**What to do**: Each line from the one holding "What data populates" through the final line of the data below is to be given again exactly, and no other line is to appear.

**The input**:
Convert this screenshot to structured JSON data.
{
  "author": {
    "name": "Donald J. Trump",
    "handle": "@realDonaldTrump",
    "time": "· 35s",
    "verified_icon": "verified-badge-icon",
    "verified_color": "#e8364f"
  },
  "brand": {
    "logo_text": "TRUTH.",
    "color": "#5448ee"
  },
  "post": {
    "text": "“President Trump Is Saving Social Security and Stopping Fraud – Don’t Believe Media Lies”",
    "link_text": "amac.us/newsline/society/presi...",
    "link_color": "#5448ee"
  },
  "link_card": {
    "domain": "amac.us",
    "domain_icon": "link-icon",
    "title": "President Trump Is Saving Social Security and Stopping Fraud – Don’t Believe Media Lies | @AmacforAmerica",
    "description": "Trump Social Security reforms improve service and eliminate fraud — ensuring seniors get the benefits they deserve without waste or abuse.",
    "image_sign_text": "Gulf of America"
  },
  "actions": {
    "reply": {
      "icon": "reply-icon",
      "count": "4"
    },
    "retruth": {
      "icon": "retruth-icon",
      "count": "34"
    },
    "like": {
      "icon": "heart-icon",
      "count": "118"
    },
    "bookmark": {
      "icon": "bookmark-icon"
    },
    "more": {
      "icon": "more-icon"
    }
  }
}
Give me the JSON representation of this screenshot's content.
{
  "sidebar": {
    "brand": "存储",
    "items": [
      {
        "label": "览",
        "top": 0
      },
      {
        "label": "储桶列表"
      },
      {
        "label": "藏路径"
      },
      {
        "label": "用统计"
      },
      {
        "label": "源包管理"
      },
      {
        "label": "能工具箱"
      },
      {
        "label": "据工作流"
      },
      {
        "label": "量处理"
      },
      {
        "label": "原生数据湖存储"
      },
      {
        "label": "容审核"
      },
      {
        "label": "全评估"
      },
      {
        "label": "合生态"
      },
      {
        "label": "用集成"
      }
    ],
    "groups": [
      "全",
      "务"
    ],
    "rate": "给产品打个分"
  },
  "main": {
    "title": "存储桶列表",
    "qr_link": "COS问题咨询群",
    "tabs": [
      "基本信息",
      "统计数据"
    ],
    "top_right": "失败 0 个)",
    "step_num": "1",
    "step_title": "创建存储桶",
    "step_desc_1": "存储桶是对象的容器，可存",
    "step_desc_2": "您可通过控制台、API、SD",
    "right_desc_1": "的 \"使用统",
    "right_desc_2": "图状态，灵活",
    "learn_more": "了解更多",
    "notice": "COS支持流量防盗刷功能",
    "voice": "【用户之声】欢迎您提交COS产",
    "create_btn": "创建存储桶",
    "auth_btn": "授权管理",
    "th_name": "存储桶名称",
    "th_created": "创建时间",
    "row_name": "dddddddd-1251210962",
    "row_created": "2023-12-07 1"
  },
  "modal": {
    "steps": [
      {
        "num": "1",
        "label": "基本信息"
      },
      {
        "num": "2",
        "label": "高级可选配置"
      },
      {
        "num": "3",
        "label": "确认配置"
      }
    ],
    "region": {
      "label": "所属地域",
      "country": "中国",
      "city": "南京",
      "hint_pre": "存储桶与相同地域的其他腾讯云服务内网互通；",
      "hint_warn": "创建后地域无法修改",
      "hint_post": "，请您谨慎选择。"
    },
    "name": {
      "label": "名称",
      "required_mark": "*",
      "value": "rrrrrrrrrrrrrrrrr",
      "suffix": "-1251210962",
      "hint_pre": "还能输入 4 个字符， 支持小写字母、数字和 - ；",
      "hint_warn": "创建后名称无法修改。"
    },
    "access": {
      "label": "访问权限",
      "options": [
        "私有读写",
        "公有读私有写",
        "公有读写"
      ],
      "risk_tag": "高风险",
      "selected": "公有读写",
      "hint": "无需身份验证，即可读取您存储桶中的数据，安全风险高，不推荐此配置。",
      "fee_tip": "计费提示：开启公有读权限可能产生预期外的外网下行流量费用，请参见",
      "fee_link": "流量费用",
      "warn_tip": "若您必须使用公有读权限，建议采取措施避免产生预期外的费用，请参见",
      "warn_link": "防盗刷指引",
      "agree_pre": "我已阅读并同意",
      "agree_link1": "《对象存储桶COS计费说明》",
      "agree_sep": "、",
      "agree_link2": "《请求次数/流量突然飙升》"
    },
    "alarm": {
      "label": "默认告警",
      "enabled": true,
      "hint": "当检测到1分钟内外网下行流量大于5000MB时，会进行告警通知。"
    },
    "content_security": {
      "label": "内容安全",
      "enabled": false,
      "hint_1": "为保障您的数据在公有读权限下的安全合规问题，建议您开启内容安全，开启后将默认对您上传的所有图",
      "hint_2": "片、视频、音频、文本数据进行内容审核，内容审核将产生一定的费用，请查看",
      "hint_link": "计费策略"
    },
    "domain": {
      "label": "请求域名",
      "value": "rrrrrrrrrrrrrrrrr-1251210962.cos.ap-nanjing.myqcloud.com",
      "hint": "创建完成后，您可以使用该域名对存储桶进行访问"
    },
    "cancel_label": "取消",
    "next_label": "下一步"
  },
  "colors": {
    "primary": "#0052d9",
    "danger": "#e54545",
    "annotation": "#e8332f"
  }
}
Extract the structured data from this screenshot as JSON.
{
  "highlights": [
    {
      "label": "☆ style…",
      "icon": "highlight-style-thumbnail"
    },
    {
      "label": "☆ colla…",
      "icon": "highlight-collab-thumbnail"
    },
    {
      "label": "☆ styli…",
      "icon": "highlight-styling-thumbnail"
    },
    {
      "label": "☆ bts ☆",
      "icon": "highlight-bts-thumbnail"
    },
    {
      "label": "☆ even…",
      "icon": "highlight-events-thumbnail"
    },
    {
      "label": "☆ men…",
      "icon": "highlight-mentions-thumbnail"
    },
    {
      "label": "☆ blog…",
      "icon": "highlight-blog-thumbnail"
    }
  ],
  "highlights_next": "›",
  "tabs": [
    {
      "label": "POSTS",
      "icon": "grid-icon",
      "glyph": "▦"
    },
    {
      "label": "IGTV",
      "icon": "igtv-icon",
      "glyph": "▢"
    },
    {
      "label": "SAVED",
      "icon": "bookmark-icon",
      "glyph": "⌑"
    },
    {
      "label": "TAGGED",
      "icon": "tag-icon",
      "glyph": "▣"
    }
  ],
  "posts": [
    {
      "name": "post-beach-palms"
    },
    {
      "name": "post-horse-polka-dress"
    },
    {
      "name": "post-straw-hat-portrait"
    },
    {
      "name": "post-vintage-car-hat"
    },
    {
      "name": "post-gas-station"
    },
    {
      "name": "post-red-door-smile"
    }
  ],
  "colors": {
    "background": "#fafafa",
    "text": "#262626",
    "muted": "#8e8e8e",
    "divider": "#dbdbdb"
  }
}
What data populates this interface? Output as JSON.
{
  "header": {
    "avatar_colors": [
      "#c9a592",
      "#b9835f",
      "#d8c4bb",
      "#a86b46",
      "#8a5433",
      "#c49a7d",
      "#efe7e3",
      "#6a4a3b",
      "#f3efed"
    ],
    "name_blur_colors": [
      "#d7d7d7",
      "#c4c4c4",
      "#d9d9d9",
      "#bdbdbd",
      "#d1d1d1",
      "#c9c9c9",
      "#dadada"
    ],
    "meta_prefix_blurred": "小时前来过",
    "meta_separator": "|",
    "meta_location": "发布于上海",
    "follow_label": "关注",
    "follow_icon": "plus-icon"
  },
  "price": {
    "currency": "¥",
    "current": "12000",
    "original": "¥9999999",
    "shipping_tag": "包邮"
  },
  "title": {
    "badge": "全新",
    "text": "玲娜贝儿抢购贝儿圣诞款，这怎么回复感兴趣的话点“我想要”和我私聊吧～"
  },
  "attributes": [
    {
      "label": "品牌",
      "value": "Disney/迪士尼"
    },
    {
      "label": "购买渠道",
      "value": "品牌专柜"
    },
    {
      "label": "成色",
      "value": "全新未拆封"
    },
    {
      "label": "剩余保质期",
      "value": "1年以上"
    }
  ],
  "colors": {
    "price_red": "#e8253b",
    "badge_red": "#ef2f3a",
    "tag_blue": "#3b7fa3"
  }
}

**Answer to this exercise**:
What data populates this interface? Output as JSON.
{
  "header": {
    "avatar_colors": [
      "#c9a592",
      "#b9835f",
      "#d8c4bb",
      "#a86b46",
      "#8a5433",
      "#c49a7d",
      "#efe7e3",
      "#6a4a3b",
      "#f3efed"
    ],
    "name_blur_colors": [
      "#d7d7d7",
      "#c4c4c4",
      "#d9d9d9",
      "#bdbdbd",
      "#d1d1d1",
      "#c9c9c9",
      "#dadada"
    ],
    "meta_prefix_blurred": "小时前来过",
    "meta_separator": "|",
    "meta_location": "发布于上海",
    "follow_label": "关注",
    "follow_icon": "plus-icon"
  },
  "price": {
    "currency": "¥",
    "current": "12000",
    "original": "¥9999999",
    "shipping_tag": "包邮"
  },
  "title": {
    "badge": "全新",
    "text": "玲娜贝儿抢购贝儿圣诞款，这怎么回复感兴趣的话点“我想要”和我私聊吧～"
  },
  "attributes": [
    {
      "label": "品牌",
      "value": "Disney/迪士尼"
    },
    {
      "label": "购买渠道",
      "value": "品牌专柜"
    },
    {
      "label": "成色",
      "value": "全新未拆封"
    },
    {
      "label": "剩余保质期",
      "value": "1年以上"
    }
  ],
  "colors": {
    "price_red": "#e8253b",
    "badge_red": "#ef2f3a",
    "tag_blue": "#3b7fa3"
  }
}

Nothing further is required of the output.